I am guilty. Why? I am a US citizen and a PIO holder. The guilt lies in the fact that I reside in India but not for investment purpose. Hence, the government doesn’t give a damn. I have come here for the development of India by educating the future of the country. This is a grass root initiative by a non-profit, Teach For India. My observations after living for 5 months in India as a common man:
1) No independence- Everywhere I have gone, they have asked for Indian address proof. Without residing in India in the past, how can I provide such a document. For the very basic need for mobile number, I had to ask my father-in-law to get one. I need a gas cylinder, ofcourse I need an Indian address proof. Aadhar card takes 2–3 months of processing time, so never mind that. Before it arrives, I have basic needs that need to be taken care of.
2) Lack of acknowledgement- I am a human. Just acknowledge that. When you talk, make sure your words carry sincerity. If you give me a particular time, then be on time. I have other commitments too. I have a busy schedule as well. Another thing I have noticed is that people have started a trend of calling out other humans with a ‘shhsshh’ or that ‘kiss’ sound. I am not a dog. I refuse to be one.
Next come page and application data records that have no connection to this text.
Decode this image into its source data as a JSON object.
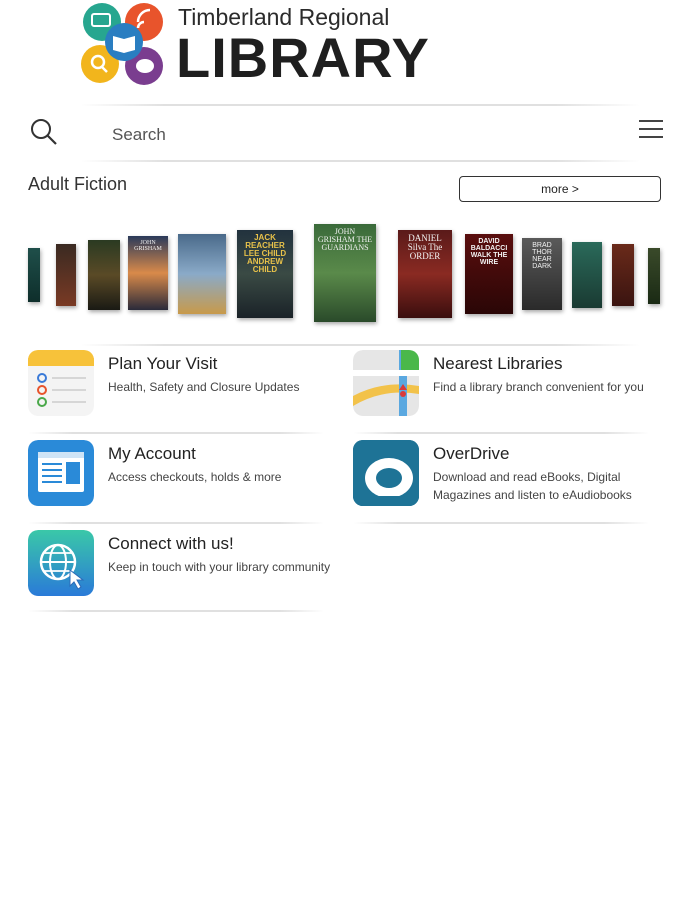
{
  "header": {
    "logo_line1": "Timberland Regional",
    "logo_line2": "LIBRARY"
  },
  "search": {
    "placeholder": "Search"
  },
  "section": {
    "title": "Adult Fiction",
    "more_label": "more >"
  },
  "books": [
    {
      "text": ""
    },
    {
      "text": ""
    },
    {
      "text": ""
    },
    {
      "text": "JOHN GRISHAM"
    },
    {
      "text": ""
    },
    {
      "text": "JACK REACHER LEE CHILD ANDREW CHILD"
    },
    {
      "text": "JOHN GRISHAM THE GUARDIANS"
    },
    {
      "text": "DANIEL Silva The ORDER"
    },
    {
      "text": "DAVID BALDACCI WALK THE WIRE"
    },
    {
      "text": "BRAD THOR NEAR DARK"
    },
    {
      "text": ""
    },
    {
      "text": ""
    },
    {
      "text": ""
    }
  ],
  "tiles": [
    {
      "title": "Plan Your Visit",
      "subtitle": "Health, Safety and Closure Updates",
      "icon": "notes-icon"
    },
    {
      "title": "Nearest Libraries",
      "subtitle": "Find a library branch convenient for you",
      "icon": "map-icon"
    },
    {
      "title": "My Account",
      "subtitle": "Access checkouts, holds & more",
      "icon": "account-icon"
    },
    {
      "title": "OverDrive",
      "subtitle": "Download and read eBooks, Digital Magazines and listen to eAudiobooks",
      "icon": "overdrive-icon"
    },
    {
      "title": "Connect with us!",
      "subtitle": "Keep in touch with your library community",
      "icon": "globe-icon"
    }
  ]
}
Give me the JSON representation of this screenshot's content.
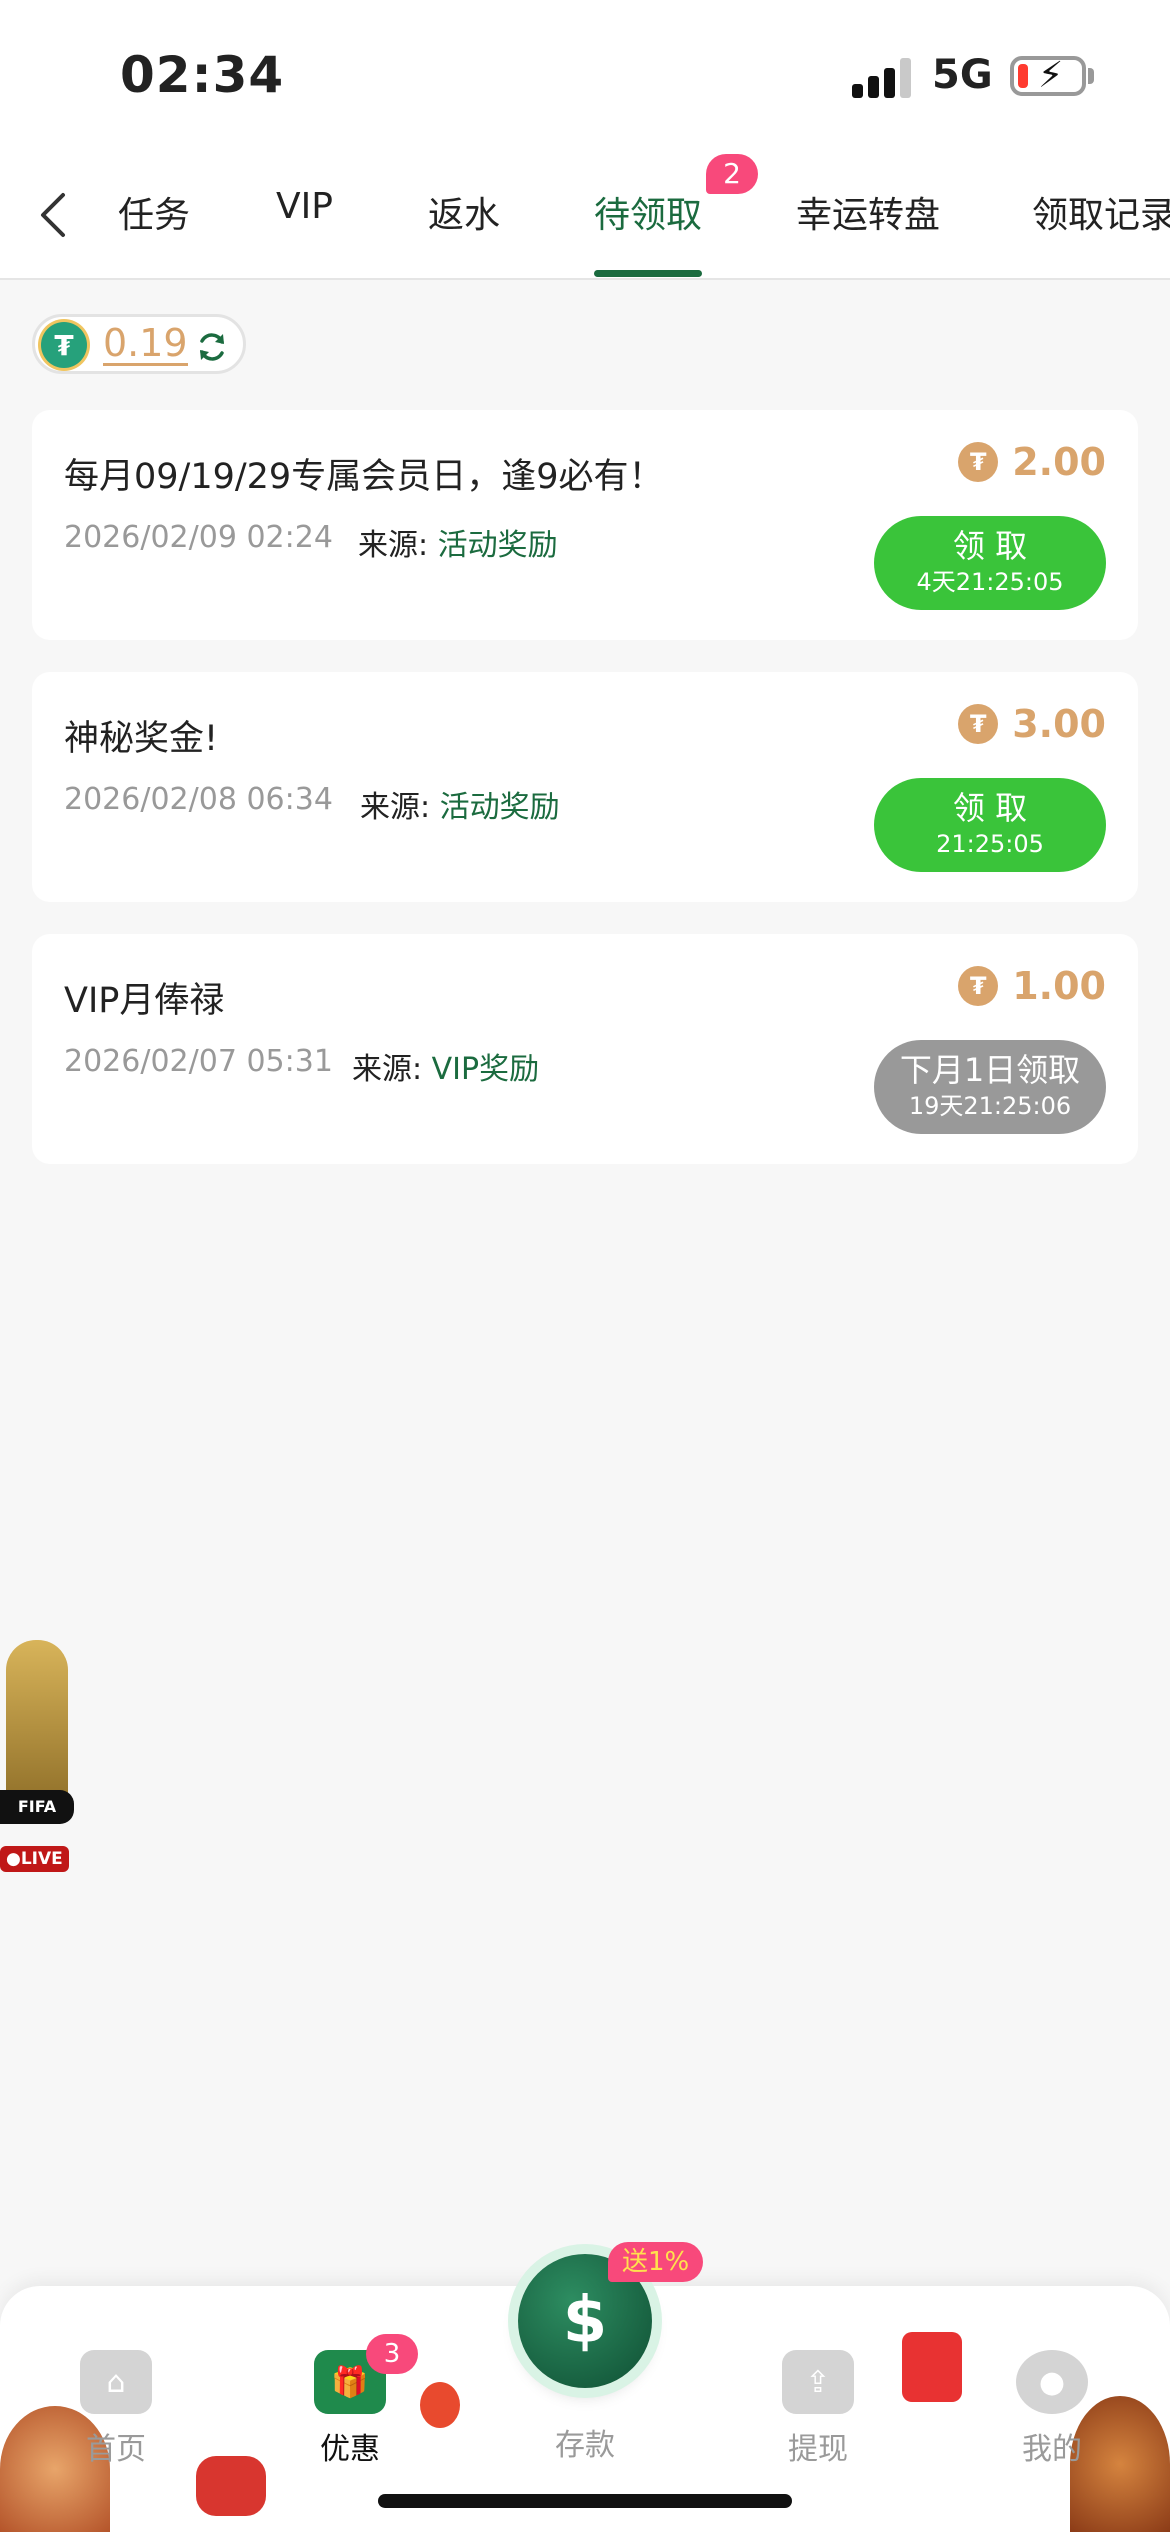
{
  "status_bar": {
    "time": "02:34",
    "network": "5G"
  },
  "tabs": [
    {
      "label": "任务"
    },
    {
      "label": "VIP"
    },
    {
      "label": "返水"
    },
    {
      "label": "待领取",
      "badge": "2"
    },
    {
      "label": "幸运转盘"
    },
    {
      "label": "领取记录"
    }
  ],
  "active_tab": "待领取",
  "balance": {
    "value": "0.19",
    "currency_icon": "usdt-icon"
  },
  "cards": [
    {
      "title": "每月09/19/29专属会员日，逢9必有！",
      "date": "2026/02/09 02:24",
      "source_label": "来源:",
      "source_value": "活动奖励",
      "amount": "2.00",
      "button_label": "领 取",
      "button_sub": "4天21:25:05",
      "button_state": "active"
    },
    {
      "title": "神秘奖金!",
      "date": "2026/02/08 06:34",
      "source_label": "来源:",
      "source_value": "活动奖励",
      "amount": "3.00",
      "button_label": "领 取",
      "button_sub": "21:25:05",
      "button_state": "active"
    },
    {
      "title": "VIP月俸禄",
      "date": "2026/02/07 05:31",
      "source_label": "来源:",
      "source_value": "VIP奖励",
      "amount": "1.00",
      "button_label": "下月1日领取",
      "button_sub": "19天21:25:06",
      "button_state": "disabled"
    }
  ],
  "floating_widget": {
    "band": "FIFA",
    "live": "●LIVE"
  },
  "bottom_nav": {
    "home": "首页",
    "offers": "优惠",
    "offers_badge": "3",
    "deposit": "存款",
    "deposit_promo": "送1%",
    "withdraw": "提现",
    "mine": "我的"
  },
  "colors": {
    "brand_green": "#1b6b3f",
    "claim_green": "#3ac43a",
    "amount_gold": "#d9a46c",
    "badge_pink": "#f8497b",
    "disabled_grey": "#999999"
  }
}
3) Too much attention to NRIs- Looking around, I see so many issues that need immediate attention. Yet we spend so much money on organizing events for NRIs and foreigners. This is a sheer waste of money. I realize India needs huge capital investments. The question is whether the country is ready for it psychologically. Money can help highlight issues. To solve them, we need humans. Infrastructure, sanitation, education, nutrition and so many issues need to be prioritized.
4) What transportation?- I live in Modi’s Maninagar at the moment. There is no schedule for bus service. I asked the time for a particular bus route the other day. The person responded by asking me to sit in the bus and that the service will start whenever it has to start. I demanded for a schedule. The person simply starts ignoring my presence. The rail service is a beast in itself. Too many times, I have stood for more than one hour as the trains were running behind schedule. I inquired about this to a common man. He said this is normal for ‘aam aadmi’.
5) Too many Indias- Every Indian has a different definition or opinion about India. One theme is common amongst most Indians: everbody wants to settle out of India. We lack problem solvers. It is because of so much corruption in daily life and ofcourse other issues as mentioned in points above. I find no blame in Indians. The government in particular lacks citizen friendly laws and regulations. A rich or well to do Indian loves India. That person has the money or contacts to get things done. The aam aadmi who struggles to meet needs is left with the poor Indian dream: roti, kapda and if luck has it, then makaan.
6) Internet as a utility: I wanted a new gas connection and filled the form online. Honestly, I was surprised to find such a user friendly website. The application was submitted and I received a waiting list number. The message also stated that the agency will contact me. Apparently, the form was submitted to a black hole. For the most part, there are phone numbers available for most shops online these days. The only problem: you dial a number to hear that the number does not exist or is out of service. I find this very frustrating and request all shops to keep their contact information updated. Please respect the internet.
I have written all of the above as a real aam aadmi who has to stand in line and has no contacts or money to expediate any process. I write on behalf of the people whom I have heard and seen in the past five months. These are my observations. These are the observations of Indians who are never heard by any government. I hope with this article, the government focuses internally rather than going on a road show for requesting investments from all over the world.